I find many of my conservative friends have invested a vote and some of their pride in supporting the current administration as well as their thoughts on climate change. I think as evidence mounts of both being mistakes, they feel they’re in a emotional corner and admitting to this error is an attack on their views of themselves and their values.
Giving them room to change without even the lint of “I told you so” helps open doors and windows for them.
Thanks for your thoughts about “Opening Doors & Windows.”
I agree that giving others room to admit error without recrimination is a valuable thing to do.
But how about the reverse? If climate deniers give me permission to admit error without recrimination, would I? I would have to listen without judgement to what they are saying. Do I have that much courage?
I, too, am very invested in my ideas. I often wonder why. It feels to me that I am somehow less as a human if my ideas are wrong. My ideas and my identity become intertwined. I have always obtained a great deal of my identity from the value of my answers, and very little from the value of my questions.
So, while I always want to give other a free ride to admit they are in error, I need to find the same generosity for myself.
It’s a conundrum!
Brief comment. It is easy to confound the difference between an item of knowledge and what we believe. A belief is analogous to a framework for the elements that we know, providing a boundary and n organizing pattern for the known. Assertions about the earth, including climate are more akin to a belief. Beliefs are very deeply rooted and we all are mightily tempted to rationalize away any opposing point of view. Evidence offered just does not fit within the existing framework. Especially when the “evidence” seems destructive to our operating framework.
Thanks for the privilege of commenting….

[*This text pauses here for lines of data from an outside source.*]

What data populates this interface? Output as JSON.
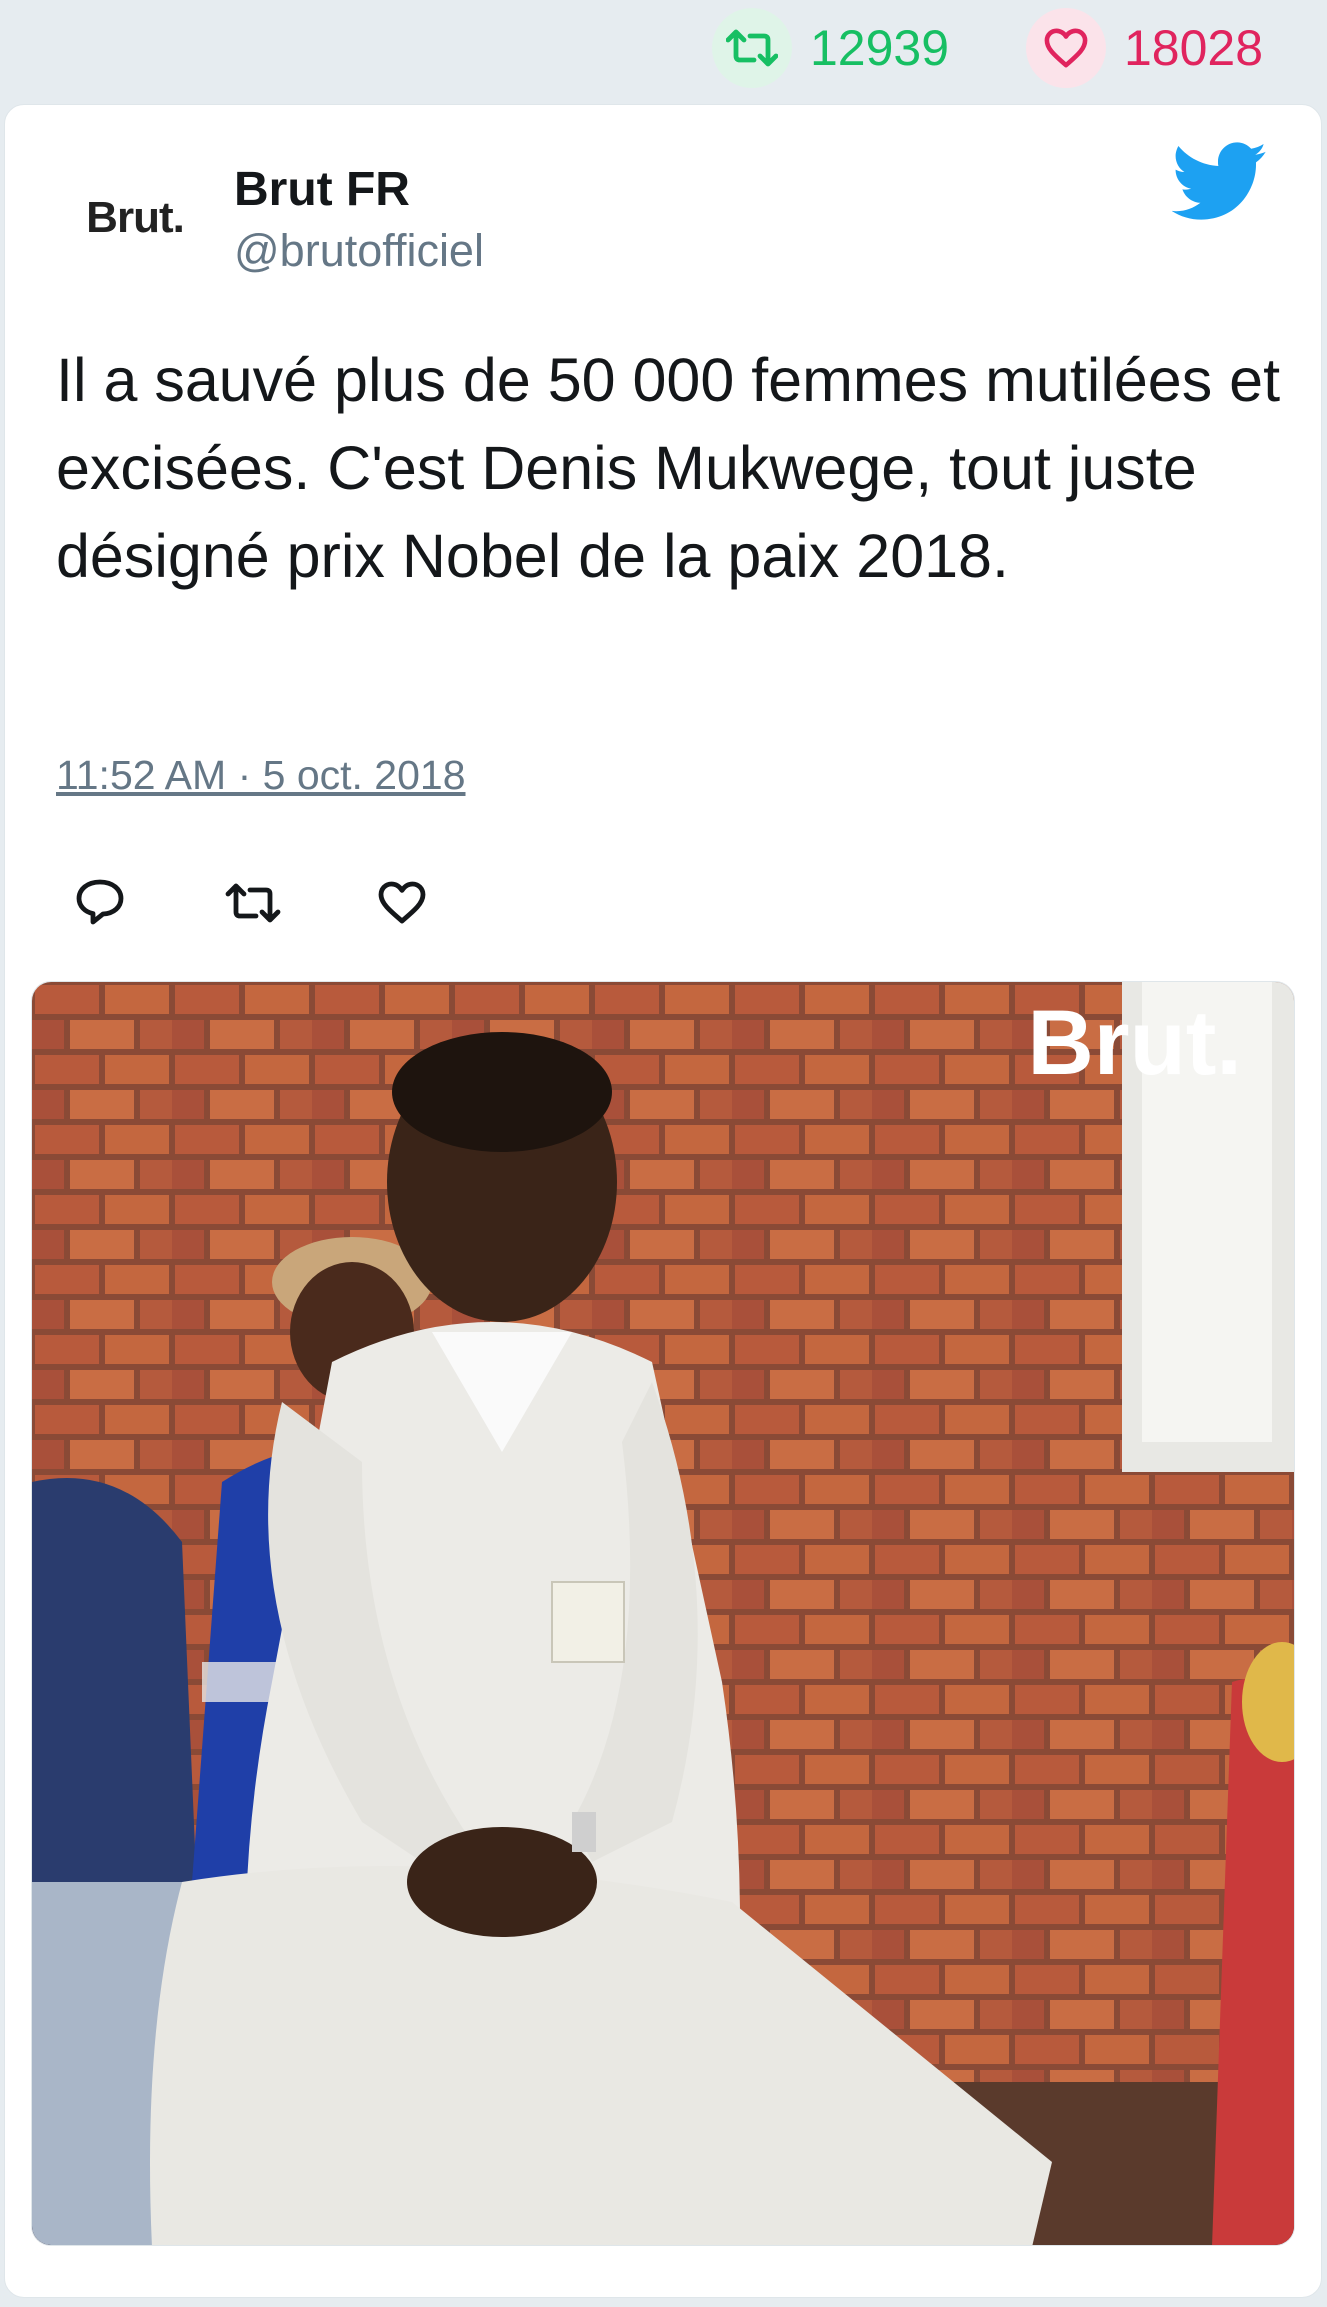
{
  "stats": {
    "retweet_count": "12939",
    "like_count": "18028",
    "retweet_icon": "retweet-icon",
    "like_icon": "heart-icon"
  },
  "tweet": {
    "author_name": "Brut FR",
    "author_handle": "@brutofficiel",
    "avatar_text": "Brut.",
    "text": "Il a sauvé plus de 50 000 femmes mutilées et excisées. C'est Denis Mukwege, tout juste désigné prix Nobel de la paix 2018.",
    "timestamp": "11:52 AM · 5 oct. 2018",
    "media_watermark": "Brut."
  },
  "actions": [
    {
      "name": "reply",
      "icon": "speech-bubble-icon"
    },
    {
      "name": "retweet",
      "icon": "retweet-icon"
    },
    {
      "name": "like",
      "icon": "heart-icon"
    }
  ],
  "colors": {
    "retweet_green": "#17bf63",
    "like_red": "#e0245e",
    "twitter_blue": "#1da1f2",
    "text_primary": "#14171a",
    "text_secondary": "#657786",
    "background": "#e6ecf0"
  }
}
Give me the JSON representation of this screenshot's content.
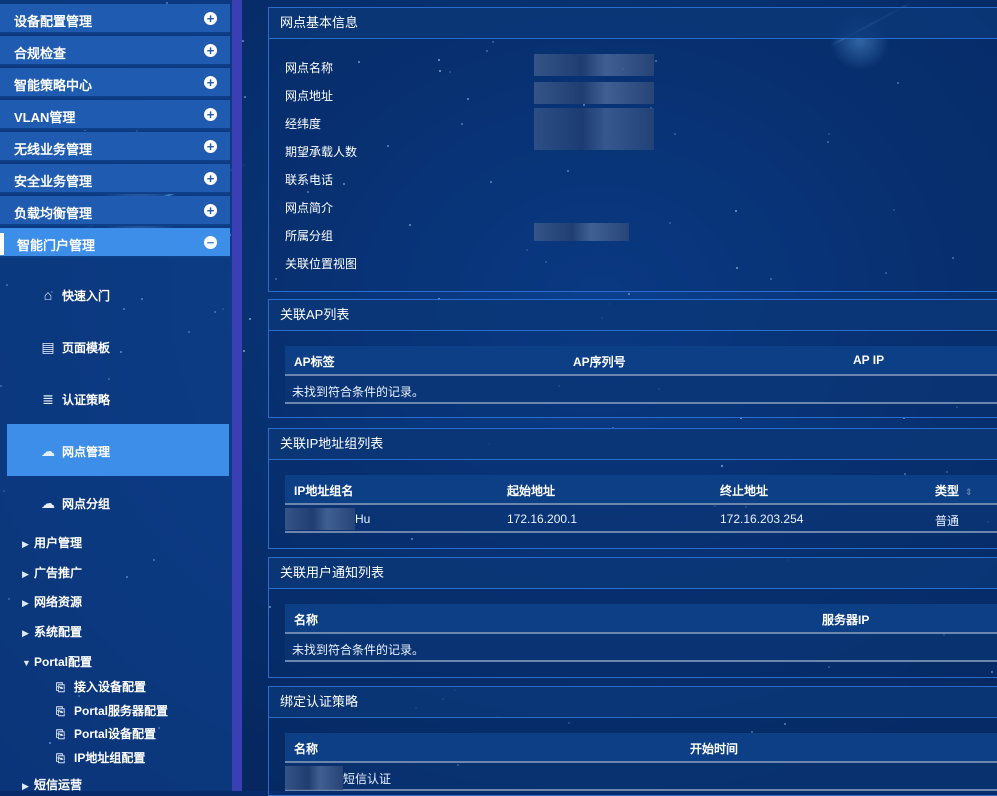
{
  "sidebar": {
    "menus": [
      {
        "label": "设备配置管理",
        "state": "+"
      },
      {
        "label": "合规检查",
        "state": "+"
      },
      {
        "label": "智能策略中心",
        "state": "+"
      },
      {
        "label": "VLAN管理",
        "state": "+"
      },
      {
        "label": "无线业务管理",
        "state": "+"
      },
      {
        "label": "安全业务管理",
        "state": "+"
      },
      {
        "label": "负载均衡管理",
        "state": "+"
      },
      {
        "label": "智能门户管理",
        "state": "−"
      }
    ],
    "sub_items": [
      {
        "label": "快速入门",
        "icon": "home-icon",
        "glyph": "⌂"
      },
      {
        "label": "页面模板",
        "icon": "template-icon",
        "glyph": "▤"
      },
      {
        "label": "认证策略",
        "icon": "auth-policy-icon",
        "glyph": "≣"
      },
      {
        "label": "网点管理",
        "icon": "cloud-icon",
        "glyph": "☁"
      },
      {
        "label": "网点分组",
        "icon": "cloud-group-icon",
        "glyph": "☁"
      }
    ],
    "tree": [
      {
        "label": "用户管理",
        "arrow": "▶"
      },
      {
        "label": "广告推广",
        "arrow": "▶"
      },
      {
        "label": "网络资源",
        "arrow": "▶"
      },
      {
        "label": "系统配置",
        "arrow": "▶"
      },
      {
        "label": "Portal配置",
        "arrow": "▼"
      }
    ],
    "portal_children": [
      {
        "label": "接入设备配置",
        "icon": "access-device-icon",
        "glyph": "⎘"
      },
      {
        "label": "Portal服务器配置",
        "icon": "portal-server-icon",
        "glyph": "⎘"
      },
      {
        "label": "Portal设备配置",
        "icon": "portal-device-icon",
        "glyph": "⎘"
      },
      {
        "label": "IP地址组配置",
        "icon": "ip-group-icon",
        "glyph": "⎘"
      }
    ],
    "tree_last": {
      "label": "短信运营",
      "arrow": "▶"
    }
  },
  "basic_info": {
    "title": "网点基本信息",
    "fields": [
      "网点名称",
      "网点地址",
      "经纬度",
      "期望承载人数",
      "联系电话",
      "网点简介",
      "所属分组",
      "关联位置视图"
    ]
  },
  "ap_list": {
    "title": "关联AP列表",
    "columns": [
      "AP标签",
      "AP序列号",
      "AP IP"
    ],
    "empty": "未找到符合条件的记录。"
  },
  "ip_group_list": {
    "title": "关联IP地址组列表",
    "columns": [
      "IP地址组名",
      "起始地址",
      "终止地址",
      "类型"
    ],
    "sort_glyph": "⇕",
    "rows": [
      {
        "name": "Hu",
        "start": "172.16.200.1",
        "end": "172.16.203.254",
        "type": "普通"
      }
    ]
  },
  "notify_list": {
    "title": "关联用户通知列表",
    "columns": [
      "名称",
      "服务器IP"
    ],
    "empty": "未找到符合条件的记录。"
  },
  "auth_policy": {
    "title": "绑定认证策略",
    "columns": [
      "名称",
      "开始时间"
    ],
    "rows": [
      {
        "name": "短信认证"
      }
    ]
  }
}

The evolution of man on a time line vs the evolution of Mother Earth would show two lines on a graph going in opposite directions. Yes, there was a time when we both reached an equilibrium, but that time has passed. The forces of nature are powerful. Can we meet the challenge of restoring balance? How much can Humans and other life evolve to adjust? The percentage of oxygen on our planet has been decreasing steadily according to our scientific data. It is not just melting glaciers and rising sea levels but decreasing oxygen levels. Also, consider the earth’s ability to sustain ever increasing population. So, what’s the answer? This is a global question. Unless a global summit can agree to work together to find solutions, I’m afraid that
the planet wins.